May 9, 2001
National Archives Appoints New Director of Preservation Programs
College Park, M.D. . . .Doris A. Hamburg has been selected as Director of Preservation Programs at the National Archives and Records Administration. As the new Director, Ms. Hamburg is responsible for overseeing preservation, conservation, and reproduction programs at National Archives 24 facilities nationwide. She will create standards and policies relating to the preservation of all archival media, including paper, photographic film, magnetic tape and objects.
In making the announcement, Dr. Michael Kurtz, Assistant Archivist for Record Services said, "we are very fortunate to have Doris Hamburg joining the National Archives. She has spent the majority of her professional career at the Library of Congress, where she was head of Preventive Conservation for six years. Ms. Hamburg developed and managed a program that oversaw the preventive preservation of 110 million items, including books, manuscripts, drawings, photographs, maps, three-dimensional objects, and recordings. As a leader in the preservation field she will be of enormous help in preserving our nation's documentary heritage for future generations. The National Archives is at a very critical juncture as we embark on a major project to re-encase the Charters of Freedom and assess emerging technologies in the world of preservation. We look forward to Ms. Hamburg's leadership in this area."
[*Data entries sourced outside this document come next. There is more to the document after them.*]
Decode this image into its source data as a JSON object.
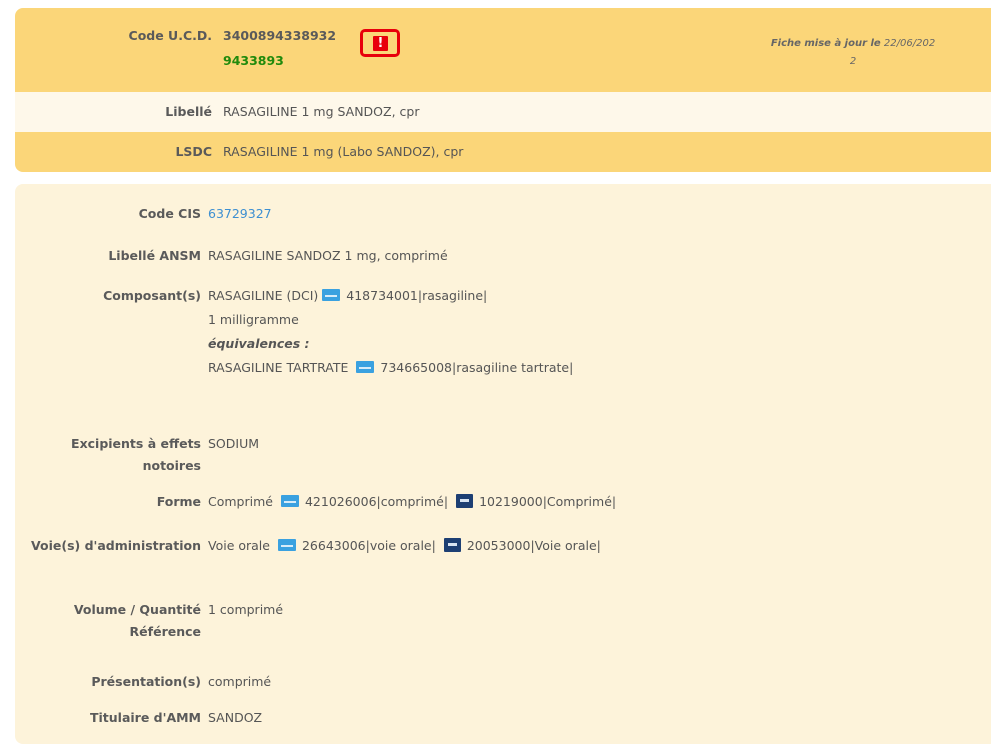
{
  "header": {
    "ucd_label": "Code U.C.D.",
    "ucd_value": "3400894338932",
    "ucd_sub": "9433893",
    "alert_icon": "!",
    "updated_label": "Fiche mise à jour le",
    "updated_date": "22/06/202",
    "updated_date_wrap": "2",
    "libelle_label": "Libellé",
    "libelle_value": "RASAGILINE 1 mg SANDOZ, cpr",
    "lsdc_label": "LSDC",
    "lsdc_value": "RASAGILINE 1 mg (Labo SANDOZ), cpr"
  },
  "details": {
    "cis_label": "Code CIS",
    "cis_value": "63729327",
    "ansm_label": "Libellé ANSM",
    "ansm_value": "RASAGILINE SANDOZ 1 mg, comprimé",
    "composant_label": "Composant(s)",
    "composant_name": "RASAGILINE (DCI)",
    "composant_code": "418734001|rasagiline|",
    "composant_dose": "1 milligramme",
    "equivalences_label": "équivalences :",
    "equiv_name": "RASAGILINE TARTRATE",
    "equiv_code": "734665008|rasagiline tartrate|",
    "excipients_label": "Excipients à effets notoires",
    "excipients_value": "SODIUM",
    "forme_label": "Forme",
    "forme_value": "Comprimé",
    "forme_code1": "421026006|comprimé|",
    "forme_code2": "10219000|Comprimé|",
    "voie_label": "Voie(s) d'administration",
    "voie_value": "Voie orale",
    "voie_code1": "26643006|voie orale|",
    "voie_code2": "20053000|Voie orale|",
    "volume_label": "Volume / Quantité Référence",
    "volume_value": "1 comprimé",
    "presentation_label": "Présentation(s)",
    "presentation_value": "comprimé",
    "titulaire_label": "Titulaire d'AMM",
    "titulaire_value": "SANDOZ"
  },
  "icons": {
    "alert": "alert-icon",
    "snomed": "snomed-ct-icon",
    "edqm": "edqm-icon"
  },
  "colors": {
    "header_bg": "#fbd679",
    "detail_bg": "#fdf3da",
    "alert_red": "#e8000b",
    "ucd_green": "#208a0c",
    "link_blue": "#3d8fd1"
  }
}
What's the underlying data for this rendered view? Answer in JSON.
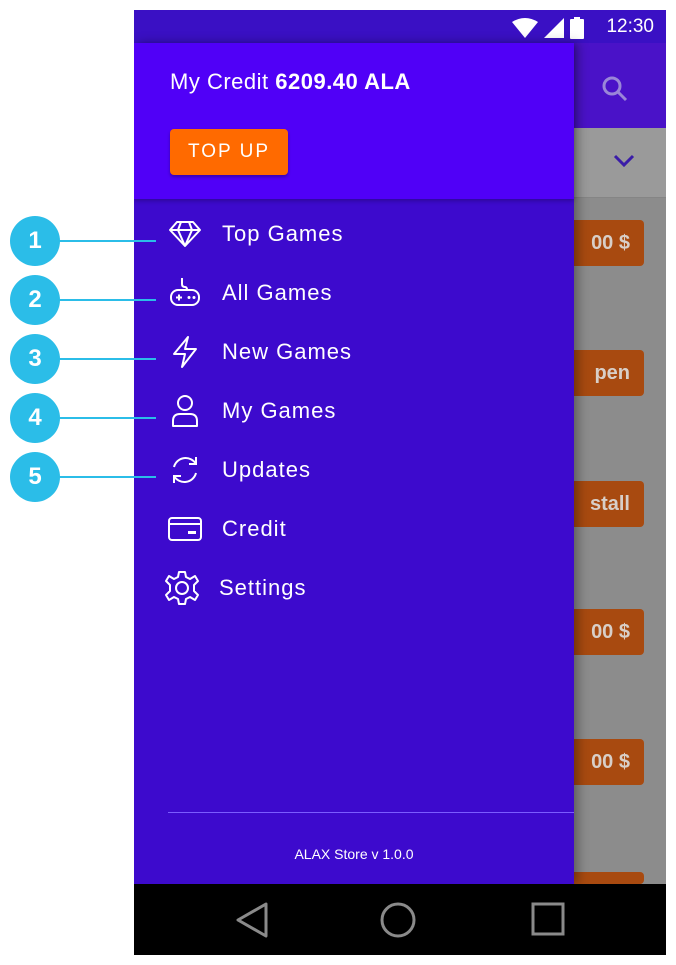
{
  "status_bar": {
    "time": "12:30"
  },
  "drawer": {
    "credit_label": "My Credit",
    "credit_amount": "6209.40 ALA",
    "top_up_label": "TOP UP",
    "menu_items": [
      {
        "label": "Top Games",
        "icon": "diamond-icon"
      },
      {
        "label": "All Games",
        "icon": "gamepad-icon"
      },
      {
        "label": "New Games",
        "icon": "lightning-icon"
      },
      {
        "label": "My Games",
        "icon": "person-icon"
      },
      {
        "label": "Updates",
        "icon": "refresh-icon"
      },
      {
        "label": "Credit",
        "icon": "card-icon"
      },
      {
        "label": "Settings",
        "icon": "gear-icon"
      }
    ],
    "version": "ALAX Store v 1.0.0"
  },
  "background_list": {
    "buttons": [
      "00 $",
      "pen",
      "stall",
      "00 $",
      "00 $"
    ]
  },
  "callouts": [
    "1",
    "2",
    "3",
    "4",
    "5"
  ],
  "colors": {
    "drawer_header": "#5000f7",
    "drawer_body": "#3d0acd",
    "accent_button": "#ff6a00",
    "callout": "#2bbde8"
  }
}
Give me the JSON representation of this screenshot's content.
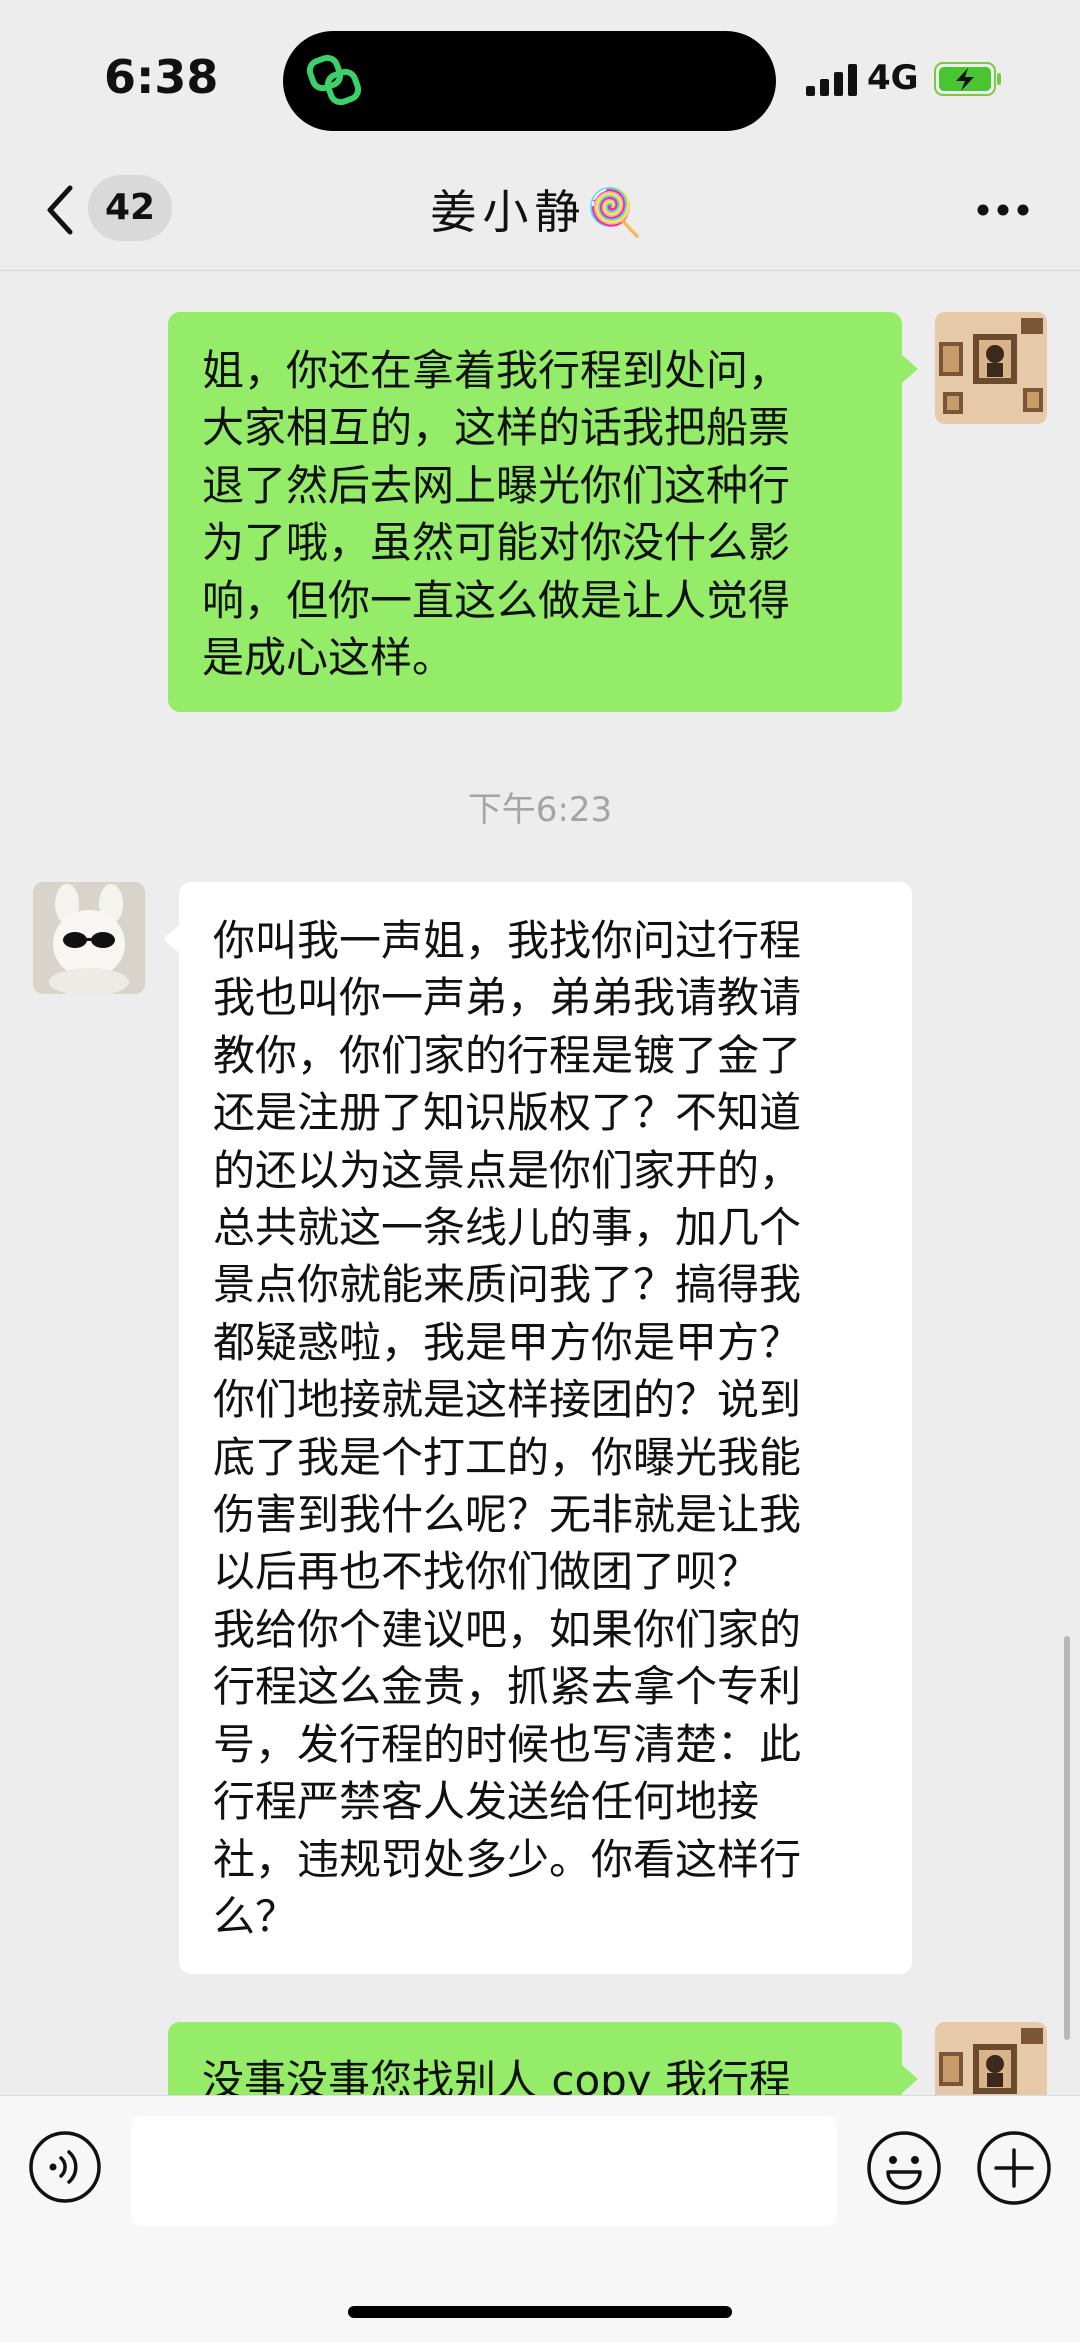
{
  "status_bar": {
    "time": "6:38",
    "network": "4G"
  },
  "nav": {
    "unread_count": "42",
    "title": "姜小静🍭"
  },
  "timestamp": "下午6:23",
  "messages": [
    {
      "direction": "out",
      "text": "姐，你还在拿着我行程到处问，\n大家相互的，这样的话我把船票\n退了然后去网上曝光你们这种行\n为了哦，虽然可能对你没什么影\n响，但你一直这么做是让人觉得\n是成心这样。"
    },
    {
      "direction": "in",
      "text": "你叫我一声姐，我找你问过行程\n我也叫你一声弟，弟弟我请教请\n教你，你们家的行程是镀了金了\n还是注册了知识版权了？不知道\n的还以为这景点是你们家开的，\n总共就这一条线儿的事，加几个\n景点你就能来质问我了？搞得我\n都疑惑啦，我是甲方你是甲方？\n你们地接就是这样接团的？说到\n底了我是个打工的，你曝光我能\n伤害到我什么呢？无非就是让我\n以后再也不找你们做团了呗？\n我给你个建议吧，如果你们家的\n行程这么金贵，抓紧去拿个专利\n号，发行程的时候也写清楚：此\n行程严禁客人发送给任何地接\n社，违规罚处多少。你看这样行\n么？"
    },
    {
      "direction": "out",
      "text": "没事没事您找别人 copy 我行程"
    }
  ],
  "colors": {
    "out_bubble": "#95ec69",
    "in_bubble": "#ffffff",
    "background": "#ededed"
  },
  "icons": [
    "chevron-left-icon",
    "more-icon",
    "voice-icon",
    "emoji-icon",
    "plus-icon",
    "signal-icon",
    "battery-charging-icon"
  ]
}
In addition to her other responsibilities at the Library of Congress, for the last three years, Ms. Hamburg served as Chair of the Preservation and Security Planning Team which developed minimum standards for preserving Library collections and completed an assessment of the preservation status of custodial divisions; she also served as the Preservation Manager for building their new high density storage facility. From 1985 to 1995, Ms. Hamburg was the head of the Paper Conservation Section of the Library of Congress where she developed and managed all programs related to lab treatments and assessments related to the conservation of paper-based media. Ms. Hamburg earned a B.A. from Mount Holyoke College in Medieval Studies, a M.A. from Columbia University in Art History, and a M.S. from the Winterthur Museum Art Conservation Program at the University of Delaware in Paper Conservation and Museum Studies. She has served on numerous board and peer review committees and has published more than fifteen professional articles and papers in the field of conservation.
For additional PRESS information, please contact the National Archives Public Affairs staff at (301) 837-1700 or by e-mail.